In previous articles, we have discussed the Uniformed Services Employment and Reemployment Rights Act. A recent case held that under USERRA, an employer can terminate a returning veteran.
Under USERRA, employees returning from military leave must be reemployed in the position of employment in which they would have been employed had their continuous employment not been interrupted by military service. That position of employment is known as the “escalator position.”
In the case, while the employee was on active duty, his employer decided it had to down-size its workforce due to loss of business. It took a thorough analysis of its employees, focusing on job duties, technical skills and subjective factors, such as attitude and work ethic.

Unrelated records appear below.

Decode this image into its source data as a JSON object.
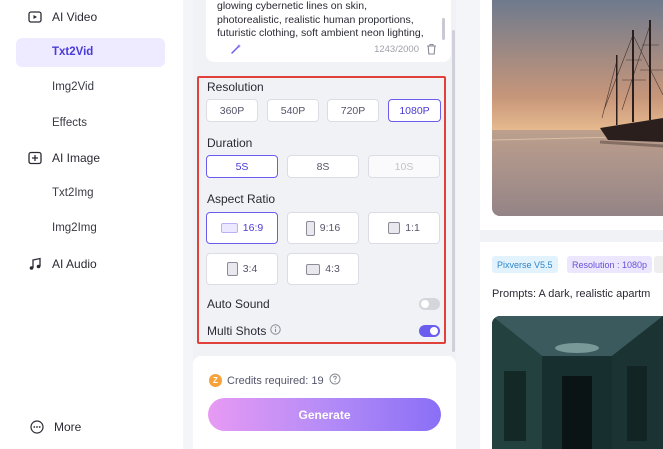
{
  "sidebar": {
    "sections": [
      {
        "label": "AI Video",
        "icon": "video-icon"
      },
      {
        "label": "AI Image",
        "icon": "image-icon"
      },
      {
        "label": "AI Audio",
        "icon": "music-icon"
      }
    ],
    "items": {
      "txt2vid": "Txt2Vid",
      "img2vid": "Img2Vid",
      "effects": "Effects",
      "txt2img": "Txt2Img",
      "img2img": "Img2Img"
    },
    "more": "More"
  },
  "prompt": {
    "text": "glowing cybernetic lines on skin, photorealistic, realistic human proportions, futuristic clothing, soft ambient neon lighting,",
    "count": "1243/2000"
  },
  "settings": {
    "resolution": {
      "label": "Resolution",
      "options": [
        "360P",
        "540P",
        "720P",
        "1080P"
      ],
      "selected": "1080P"
    },
    "duration": {
      "label": "Duration",
      "options": [
        "5S",
        "8S",
        "10S"
      ],
      "selected": "5S",
      "disabled": "10S"
    },
    "aspect_ratio": {
      "label": "Aspect Ratio",
      "options": [
        "16:9",
        "9:16",
        "1:1",
        "3:4",
        "4:3"
      ],
      "selected": "16:9"
    },
    "auto_sound": {
      "label": "Auto Sound",
      "enabled": false
    },
    "multi_shots": {
      "label": "Multi Shots",
      "enabled": true
    }
  },
  "footer": {
    "credits": "Credits required: 19",
    "generate": "Generate"
  },
  "gallery": {
    "badges": [
      "Pixverse V5.5",
      "Resolution : 1080p"
    ],
    "prompts": "Prompts: A dark, realistic apartm"
  },
  "colors": {
    "accent": "#6b5cf0",
    "highlight_border": "#e0413a",
    "generate_gradient": [
      "#e79af3",
      "#8a6ff6"
    ]
  }
}
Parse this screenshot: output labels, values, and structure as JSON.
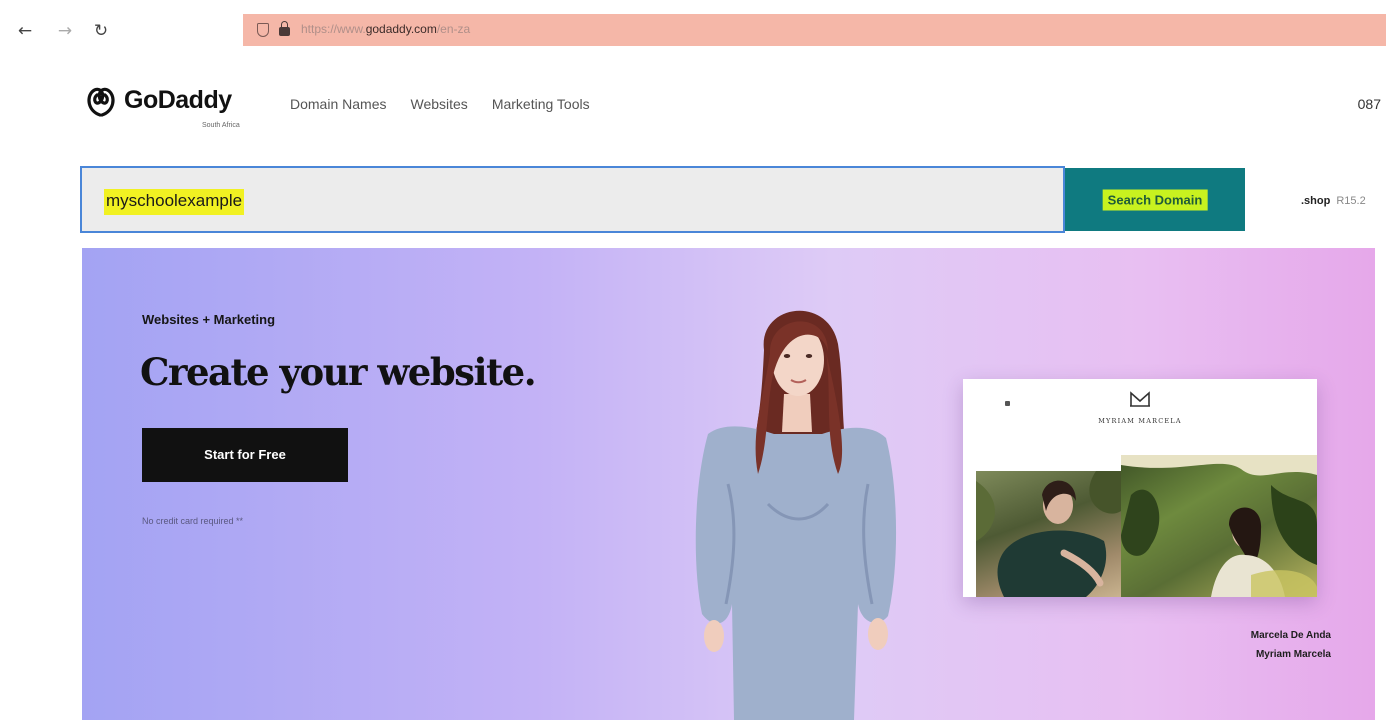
{
  "browser": {
    "url_prefix": "https://www.",
    "url_domain": "godaddy.com",
    "url_path": "/en-za",
    "back_icon": "arrow-left",
    "forward_icon": "arrow-right",
    "reload_icon": "reload"
  },
  "header": {
    "logo_text": "GoDaddy",
    "logo_region": "South Africa",
    "nav": [
      "Domain Names",
      "Websites",
      "Marketing Tools"
    ],
    "phone": "087"
  },
  "search": {
    "value": "myschoolexample",
    "button_label": "Search Domain",
    "tld": ".shop",
    "tld_price": "R15.2"
  },
  "hero": {
    "eyebrow": "Websites + Marketing",
    "title": "Create your website.",
    "cta_label": "Start for Free",
    "disclaimer": "No credit card required **",
    "preview_brand": "MYRIAM MARCELA",
    "caption_name": "Marcela De Anda",
    "caption_business": "Myriam Marcela"
  },
  "colors": {
    "search_button": "#0f7a80",
    "highlight": "#f1f122",
    "button_highlight": "#c8f21f",
    "cta": "#111111",
    "hero_start": "#a3a3f3",
    "hero_end": "#e6a8ea"
  }
}
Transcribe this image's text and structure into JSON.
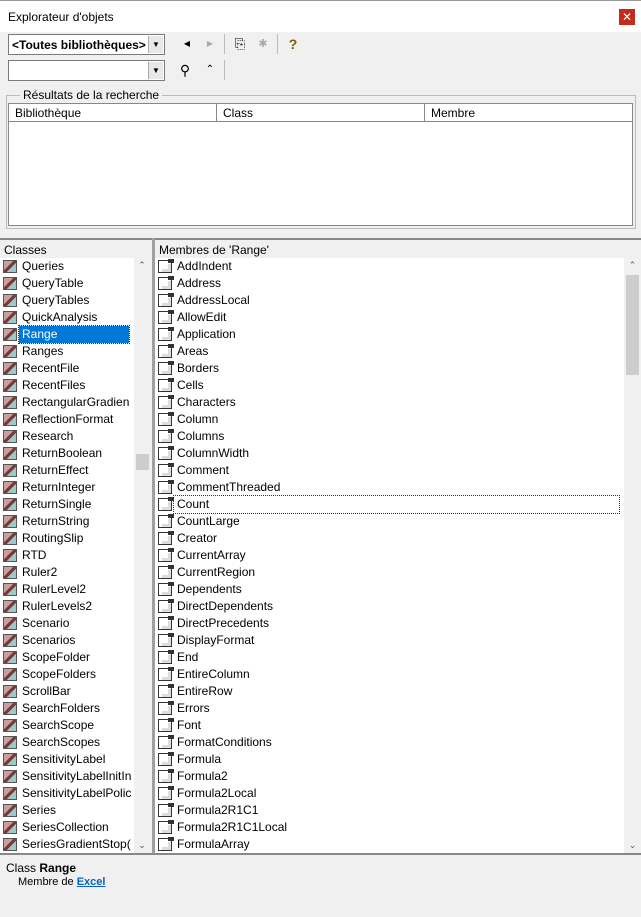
{
  "window": {
    "title": "Explorateur d'objets",
    "close_icon": "close-icon"
  },
  "toolbar": {
    "library_combo": "<Toutes bibliothèques>",
    "search_combo": "",
    "icons": [
      "back-icon",
      "forward-icon",
      "copy-icon",
      "view-definition-icon",
      "help-icon",
      "search-icon",
      "collapse-icon"
    ]
  },
  "search_results": {
    "label": "Résultats de la recherche",
    "columns": [
      "Bibliothèque",
      "Class",
      "Membre"
    ]
  },
  "classes": {
    "header": "Classes",
    "selected": "Range",
    "items": [
      "Queries",
      "QueryTable",
      "QueryTables",
      "QuickAnalysis",
      "Range",
      "Ranges",
      "RecentFile",
      "RecentFiles",
      "RectangularGradien",
      "ReflectionFormat",
      "Research",
      "ReturnBoolean",
      "ReturnEffect",
      "ReturnInteger",
      "ReturnSingle",
      "ReturnString",
      "RoutingSlip",
      "RTD",
      "Ruler2",
      "RulerLevel2",
      "RulerLevels2",
      "Scenario",
      "Scenarios",
      "ScopeFolder",
      "ScopeFolders",
      "ScrollBar",
      "SearchFolders",
      "SearchScope",
      "SearchScopes",
      "SensitivityLabel",
      "SensitivityLabelInitIn",
      "SensitivityLabelPolic",
      "Series",
      "SeriesCollection",
      "SeriesGradientStop("
    ]
  },
  "members": {
    "header": "Membres de 'Range'",
    "focused": "Count",
    "items": [
      "AddIndent",
      "Address",
      "AddressLocal",
      "AllowEdit",
      "Application",
      "Areas",
      "Borders",
      "Cells",
      "Characters",
      "Column",
      "Columns",
      "ColumnWidth",
      "Comment",
      "CommentThreaded",
      "Count",
      "CountLarge",
      "Creator",
      "CurrentArray",
      "CurrentRegion",
      "Dependents",
      "DirectDependents",
      "DirectPrecedents",
      "DisplayFormat",
      "End",
      "EntireColumn",
      "EntireRow",
      "Errors",
      "Font",
      "FormatConditions",
      "Formula",
      "Formula2",
      "Formula2Local",
      "Formula2R1C1",
      "Formula2R1C1Local",
      "FormulaArray"
    ]
  },
  "details": {
    "prefix": "Class",
    "name": "Range",
    "member_of": "Membre de",
    "library": "Excel"
  }
}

The employee on active duty ranked near the bottom in all of the categories. He was one of three employees recommended for termination, and he was dismissed when he reported for work after his discharge.
Did the termination violate USERRA? How can being fired be the same as reinstatement?
The court held that USERRA’s escalator doctrine may result in the returning employee to be reemployed in a higher or lower position, be paid off or even terminated. In the reported case, if the employee had not been called into active service, he would have been terminated. USERRA does not provide a different result.